Aim of the exercise. If a line in the records below contains "value", copy that line.

Information.

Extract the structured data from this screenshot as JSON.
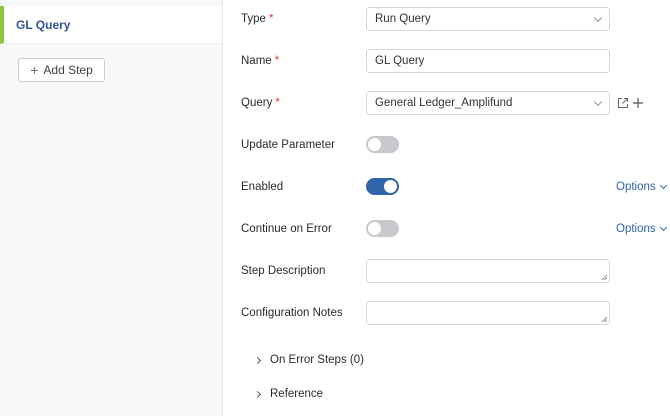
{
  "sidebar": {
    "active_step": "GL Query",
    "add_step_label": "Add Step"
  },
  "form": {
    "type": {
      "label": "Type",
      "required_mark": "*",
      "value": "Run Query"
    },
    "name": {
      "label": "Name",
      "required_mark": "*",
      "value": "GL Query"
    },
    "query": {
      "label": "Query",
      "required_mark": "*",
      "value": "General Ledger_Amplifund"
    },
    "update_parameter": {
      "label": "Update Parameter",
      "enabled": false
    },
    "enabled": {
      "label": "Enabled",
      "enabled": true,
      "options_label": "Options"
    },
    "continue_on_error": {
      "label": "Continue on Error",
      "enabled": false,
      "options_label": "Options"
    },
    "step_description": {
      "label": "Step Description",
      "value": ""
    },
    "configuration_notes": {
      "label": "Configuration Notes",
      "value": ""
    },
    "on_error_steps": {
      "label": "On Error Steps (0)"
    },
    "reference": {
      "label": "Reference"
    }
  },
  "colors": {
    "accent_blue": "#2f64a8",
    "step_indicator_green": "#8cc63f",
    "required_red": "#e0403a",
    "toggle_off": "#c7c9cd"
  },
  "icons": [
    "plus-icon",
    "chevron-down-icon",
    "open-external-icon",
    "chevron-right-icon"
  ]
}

Solved problem.
      "value": "Run Query"
      "value": "GL Query"
      "value": "General Ledger_Amplifund"
      "value": ""
      "value": ""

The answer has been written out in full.